→ TASK GOAL:
Which lines hold the string "JSON"? Copy each of them from the material below.
[Start of section]
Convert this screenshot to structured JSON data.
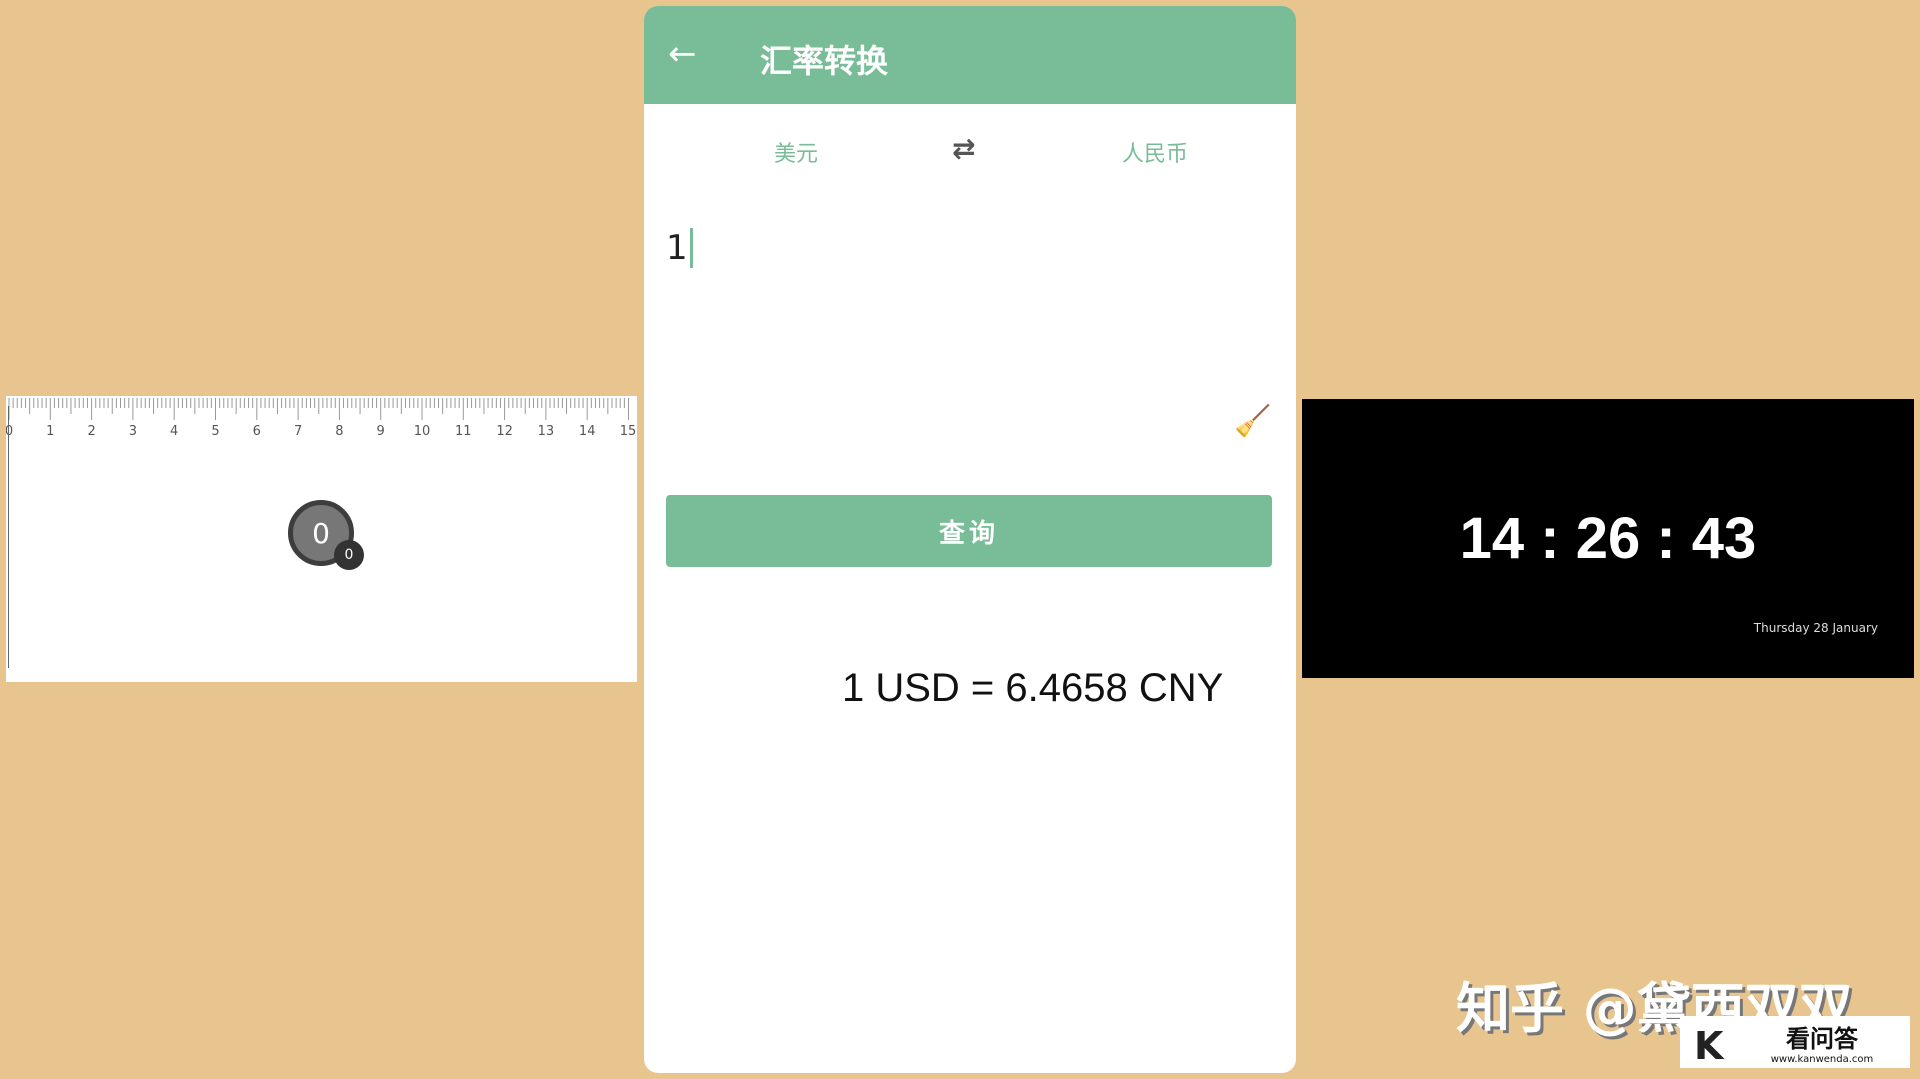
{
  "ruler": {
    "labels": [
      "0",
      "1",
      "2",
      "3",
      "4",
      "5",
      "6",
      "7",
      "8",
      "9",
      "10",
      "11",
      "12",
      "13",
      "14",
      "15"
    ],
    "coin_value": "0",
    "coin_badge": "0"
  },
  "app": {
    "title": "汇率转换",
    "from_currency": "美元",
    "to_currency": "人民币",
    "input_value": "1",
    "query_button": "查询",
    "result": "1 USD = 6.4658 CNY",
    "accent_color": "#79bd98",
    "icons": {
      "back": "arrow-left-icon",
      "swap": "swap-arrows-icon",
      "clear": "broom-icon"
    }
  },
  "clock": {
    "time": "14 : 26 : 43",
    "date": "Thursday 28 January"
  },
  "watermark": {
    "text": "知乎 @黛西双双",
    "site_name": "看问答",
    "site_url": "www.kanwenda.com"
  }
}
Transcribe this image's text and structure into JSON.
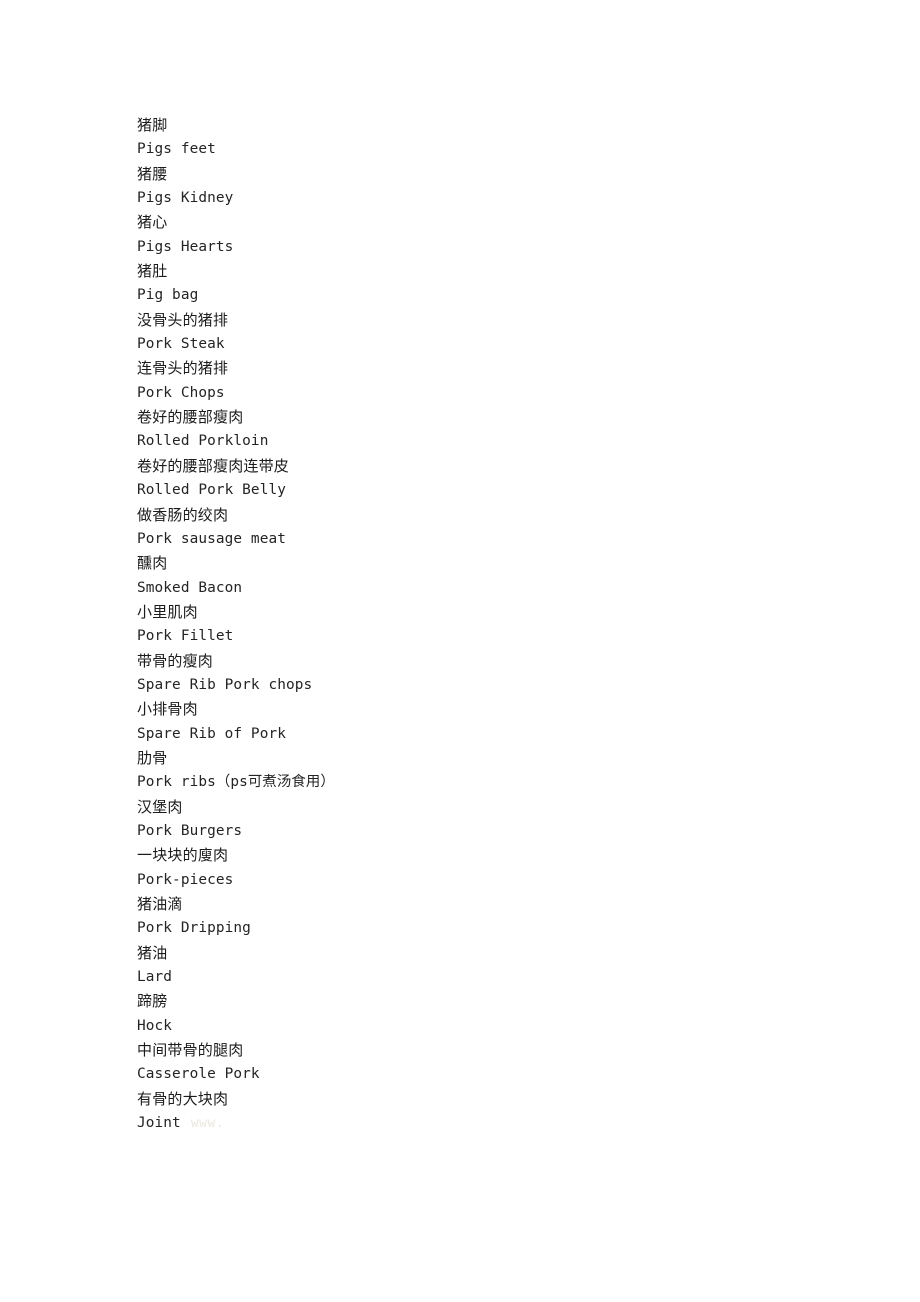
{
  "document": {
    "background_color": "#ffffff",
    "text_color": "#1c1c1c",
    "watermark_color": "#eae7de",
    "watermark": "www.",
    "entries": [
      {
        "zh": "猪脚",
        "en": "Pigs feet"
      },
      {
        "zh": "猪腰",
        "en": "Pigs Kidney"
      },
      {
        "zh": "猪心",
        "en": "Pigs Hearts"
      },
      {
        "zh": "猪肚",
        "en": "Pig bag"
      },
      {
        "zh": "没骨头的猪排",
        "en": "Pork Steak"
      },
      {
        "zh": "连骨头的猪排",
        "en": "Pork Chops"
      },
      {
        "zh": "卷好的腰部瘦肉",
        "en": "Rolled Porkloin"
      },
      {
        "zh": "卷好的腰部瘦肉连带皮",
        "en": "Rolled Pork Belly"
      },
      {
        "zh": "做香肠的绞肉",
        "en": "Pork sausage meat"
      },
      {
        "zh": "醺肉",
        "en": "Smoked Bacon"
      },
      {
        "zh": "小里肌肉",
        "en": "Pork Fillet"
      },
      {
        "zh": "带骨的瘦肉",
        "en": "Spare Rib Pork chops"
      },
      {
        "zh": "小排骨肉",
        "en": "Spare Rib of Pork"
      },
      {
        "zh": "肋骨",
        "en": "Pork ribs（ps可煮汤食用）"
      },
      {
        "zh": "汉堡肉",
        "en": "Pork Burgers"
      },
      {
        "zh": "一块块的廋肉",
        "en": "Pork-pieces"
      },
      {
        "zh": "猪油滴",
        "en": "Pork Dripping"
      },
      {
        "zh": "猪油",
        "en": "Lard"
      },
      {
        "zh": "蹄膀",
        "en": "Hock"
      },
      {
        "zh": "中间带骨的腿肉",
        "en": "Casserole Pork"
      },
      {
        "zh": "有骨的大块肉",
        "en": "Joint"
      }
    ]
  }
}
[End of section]
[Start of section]
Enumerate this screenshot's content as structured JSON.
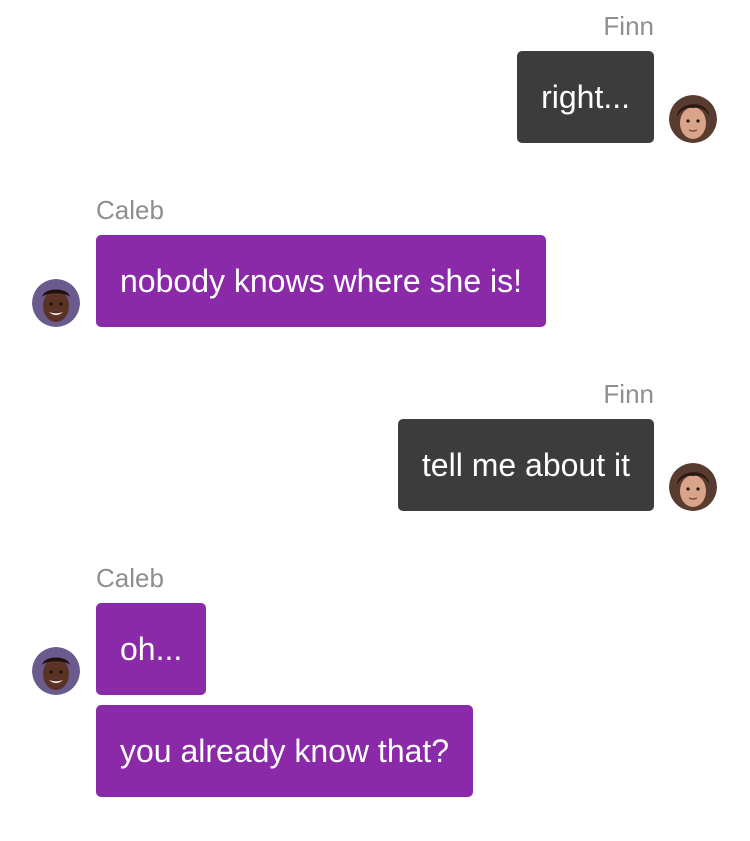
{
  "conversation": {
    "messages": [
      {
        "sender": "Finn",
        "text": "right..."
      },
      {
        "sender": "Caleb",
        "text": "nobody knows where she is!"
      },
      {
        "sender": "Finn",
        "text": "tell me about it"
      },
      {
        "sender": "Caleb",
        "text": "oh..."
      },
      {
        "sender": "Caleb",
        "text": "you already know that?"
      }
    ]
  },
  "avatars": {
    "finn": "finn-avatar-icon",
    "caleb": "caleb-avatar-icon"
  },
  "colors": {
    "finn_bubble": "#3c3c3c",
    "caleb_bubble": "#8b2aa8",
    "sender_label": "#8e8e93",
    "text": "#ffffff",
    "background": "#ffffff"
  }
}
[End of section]
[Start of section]
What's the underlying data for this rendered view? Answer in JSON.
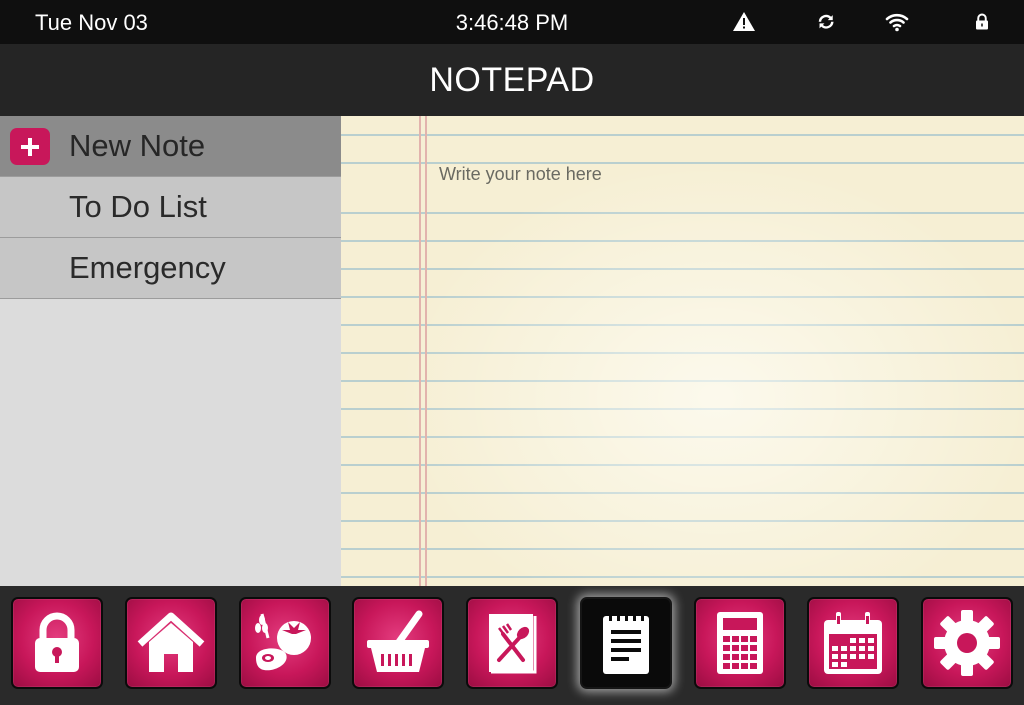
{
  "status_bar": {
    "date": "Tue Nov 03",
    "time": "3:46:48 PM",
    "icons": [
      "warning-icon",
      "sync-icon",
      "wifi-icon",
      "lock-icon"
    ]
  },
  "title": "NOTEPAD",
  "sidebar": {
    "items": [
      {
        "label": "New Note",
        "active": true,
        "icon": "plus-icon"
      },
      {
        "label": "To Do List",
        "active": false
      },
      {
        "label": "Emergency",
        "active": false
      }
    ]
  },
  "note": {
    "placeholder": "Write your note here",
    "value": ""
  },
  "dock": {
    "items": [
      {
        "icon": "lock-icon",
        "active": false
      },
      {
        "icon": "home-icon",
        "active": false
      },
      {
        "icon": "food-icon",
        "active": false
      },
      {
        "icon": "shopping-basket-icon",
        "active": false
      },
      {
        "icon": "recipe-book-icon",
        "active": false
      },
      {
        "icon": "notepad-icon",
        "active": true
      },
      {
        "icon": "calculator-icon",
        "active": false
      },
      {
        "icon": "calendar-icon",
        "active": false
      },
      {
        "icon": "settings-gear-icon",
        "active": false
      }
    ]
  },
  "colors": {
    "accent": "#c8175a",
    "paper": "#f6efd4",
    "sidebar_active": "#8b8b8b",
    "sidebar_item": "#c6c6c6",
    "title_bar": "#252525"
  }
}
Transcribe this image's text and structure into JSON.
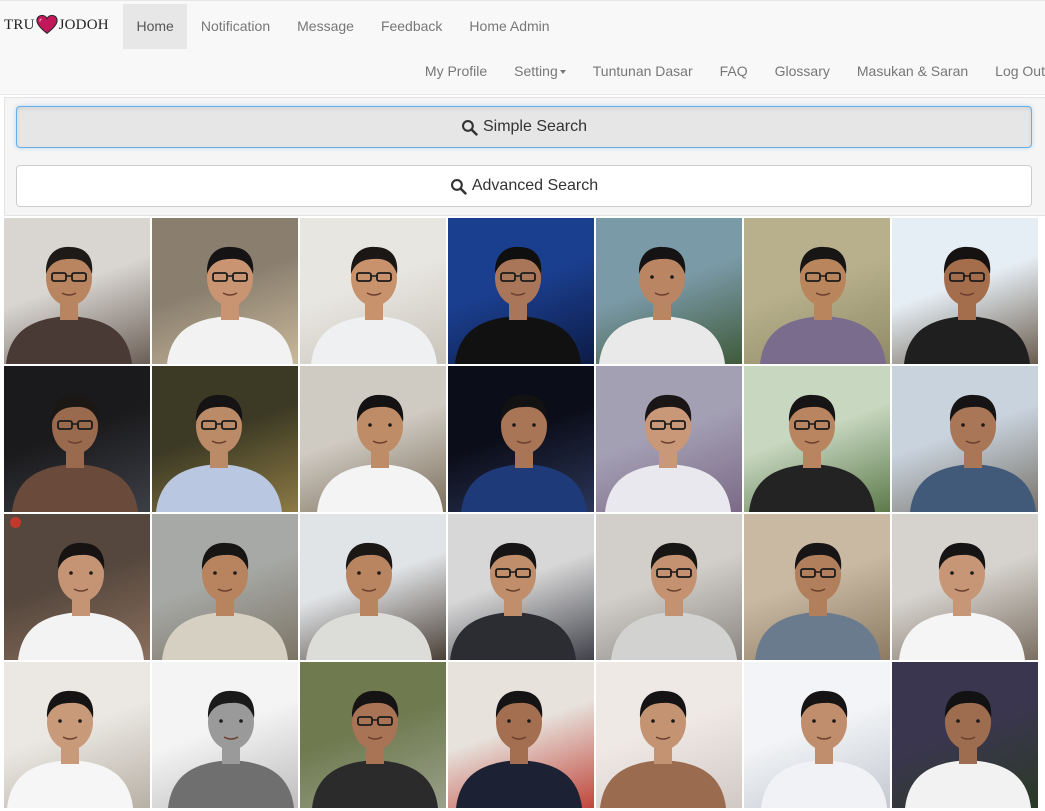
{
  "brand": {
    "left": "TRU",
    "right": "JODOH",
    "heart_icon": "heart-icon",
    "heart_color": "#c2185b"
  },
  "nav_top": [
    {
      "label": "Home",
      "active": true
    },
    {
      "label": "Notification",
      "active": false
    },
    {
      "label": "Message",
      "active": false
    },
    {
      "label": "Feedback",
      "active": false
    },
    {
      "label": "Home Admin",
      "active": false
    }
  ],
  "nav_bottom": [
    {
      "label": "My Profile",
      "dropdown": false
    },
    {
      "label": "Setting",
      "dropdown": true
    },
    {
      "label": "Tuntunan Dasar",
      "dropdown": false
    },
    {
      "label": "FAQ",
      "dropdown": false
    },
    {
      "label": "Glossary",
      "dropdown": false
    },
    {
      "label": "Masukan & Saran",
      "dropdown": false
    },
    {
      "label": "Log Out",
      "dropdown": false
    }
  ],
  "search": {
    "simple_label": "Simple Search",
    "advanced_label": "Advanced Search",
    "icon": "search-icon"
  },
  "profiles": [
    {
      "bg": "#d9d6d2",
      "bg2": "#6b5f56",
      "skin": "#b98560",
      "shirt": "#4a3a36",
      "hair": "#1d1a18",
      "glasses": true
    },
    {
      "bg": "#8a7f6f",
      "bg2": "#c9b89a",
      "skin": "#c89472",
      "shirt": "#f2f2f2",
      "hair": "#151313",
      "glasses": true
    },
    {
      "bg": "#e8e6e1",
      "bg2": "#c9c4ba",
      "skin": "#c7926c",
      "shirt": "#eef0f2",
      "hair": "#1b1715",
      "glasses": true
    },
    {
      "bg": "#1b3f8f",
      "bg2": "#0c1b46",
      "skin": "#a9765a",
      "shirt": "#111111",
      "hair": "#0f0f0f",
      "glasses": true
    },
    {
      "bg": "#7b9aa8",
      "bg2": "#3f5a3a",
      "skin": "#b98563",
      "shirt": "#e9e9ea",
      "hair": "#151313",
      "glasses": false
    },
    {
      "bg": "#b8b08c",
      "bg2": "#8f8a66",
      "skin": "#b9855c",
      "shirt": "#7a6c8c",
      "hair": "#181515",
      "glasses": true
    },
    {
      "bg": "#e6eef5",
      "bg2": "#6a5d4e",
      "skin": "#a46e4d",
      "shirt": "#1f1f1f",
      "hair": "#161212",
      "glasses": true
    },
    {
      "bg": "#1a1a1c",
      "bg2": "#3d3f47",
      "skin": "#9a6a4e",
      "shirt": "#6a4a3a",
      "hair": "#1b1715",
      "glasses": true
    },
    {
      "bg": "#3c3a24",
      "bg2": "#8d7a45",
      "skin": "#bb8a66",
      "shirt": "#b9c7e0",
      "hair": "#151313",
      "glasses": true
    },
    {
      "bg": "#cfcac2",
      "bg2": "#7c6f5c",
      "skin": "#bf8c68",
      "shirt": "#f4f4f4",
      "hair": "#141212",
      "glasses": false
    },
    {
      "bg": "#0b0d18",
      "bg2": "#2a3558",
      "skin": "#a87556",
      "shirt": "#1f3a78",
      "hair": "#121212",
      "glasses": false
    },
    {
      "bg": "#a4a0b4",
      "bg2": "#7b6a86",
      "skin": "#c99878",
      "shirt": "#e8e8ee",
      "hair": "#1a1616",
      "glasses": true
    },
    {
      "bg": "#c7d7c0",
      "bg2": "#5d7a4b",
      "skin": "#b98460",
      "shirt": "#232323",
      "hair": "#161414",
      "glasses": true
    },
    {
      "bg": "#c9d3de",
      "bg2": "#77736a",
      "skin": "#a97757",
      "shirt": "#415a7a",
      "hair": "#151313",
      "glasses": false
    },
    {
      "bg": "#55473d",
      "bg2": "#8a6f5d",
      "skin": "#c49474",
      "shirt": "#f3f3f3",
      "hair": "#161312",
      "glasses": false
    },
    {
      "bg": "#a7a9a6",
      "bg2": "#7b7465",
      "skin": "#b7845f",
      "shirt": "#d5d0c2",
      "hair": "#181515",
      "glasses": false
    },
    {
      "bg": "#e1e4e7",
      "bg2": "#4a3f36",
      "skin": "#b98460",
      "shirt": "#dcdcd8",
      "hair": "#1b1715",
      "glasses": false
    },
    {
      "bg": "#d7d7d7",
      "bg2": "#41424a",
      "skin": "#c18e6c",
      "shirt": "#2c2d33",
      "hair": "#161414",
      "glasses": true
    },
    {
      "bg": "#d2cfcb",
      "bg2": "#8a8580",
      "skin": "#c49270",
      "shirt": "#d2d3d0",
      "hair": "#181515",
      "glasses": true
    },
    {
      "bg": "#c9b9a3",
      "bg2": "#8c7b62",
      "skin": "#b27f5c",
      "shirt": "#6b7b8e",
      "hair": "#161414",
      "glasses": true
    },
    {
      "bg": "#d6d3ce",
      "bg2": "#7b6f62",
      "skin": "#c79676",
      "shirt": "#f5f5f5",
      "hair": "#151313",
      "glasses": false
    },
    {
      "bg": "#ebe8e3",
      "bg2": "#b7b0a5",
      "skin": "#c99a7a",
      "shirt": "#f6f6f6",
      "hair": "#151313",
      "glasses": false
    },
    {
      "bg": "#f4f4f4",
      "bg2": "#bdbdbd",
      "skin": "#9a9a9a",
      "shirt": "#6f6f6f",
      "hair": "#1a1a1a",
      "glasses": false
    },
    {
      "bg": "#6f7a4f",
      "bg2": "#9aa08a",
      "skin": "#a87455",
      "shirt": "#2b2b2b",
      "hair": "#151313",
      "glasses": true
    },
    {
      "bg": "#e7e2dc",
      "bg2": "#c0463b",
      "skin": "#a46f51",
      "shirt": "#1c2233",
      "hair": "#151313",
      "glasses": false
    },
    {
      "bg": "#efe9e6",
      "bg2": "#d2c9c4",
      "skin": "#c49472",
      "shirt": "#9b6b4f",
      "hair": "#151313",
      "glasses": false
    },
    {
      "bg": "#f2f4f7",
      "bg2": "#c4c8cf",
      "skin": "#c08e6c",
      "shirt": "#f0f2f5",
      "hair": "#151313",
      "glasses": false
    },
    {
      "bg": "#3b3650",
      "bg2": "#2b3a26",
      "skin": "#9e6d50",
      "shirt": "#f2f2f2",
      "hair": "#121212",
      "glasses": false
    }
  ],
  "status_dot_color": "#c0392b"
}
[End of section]
→ COMPLETED TASK:
Convert this screenshot to structured JSON data.
Transcribe this image's text and structure into JSON.
Enumerate this screenshot's content as structured JSON.
What's the underlying data for this rendered view? Answer in JSON.
Transcribe this image's text and structure into JSON.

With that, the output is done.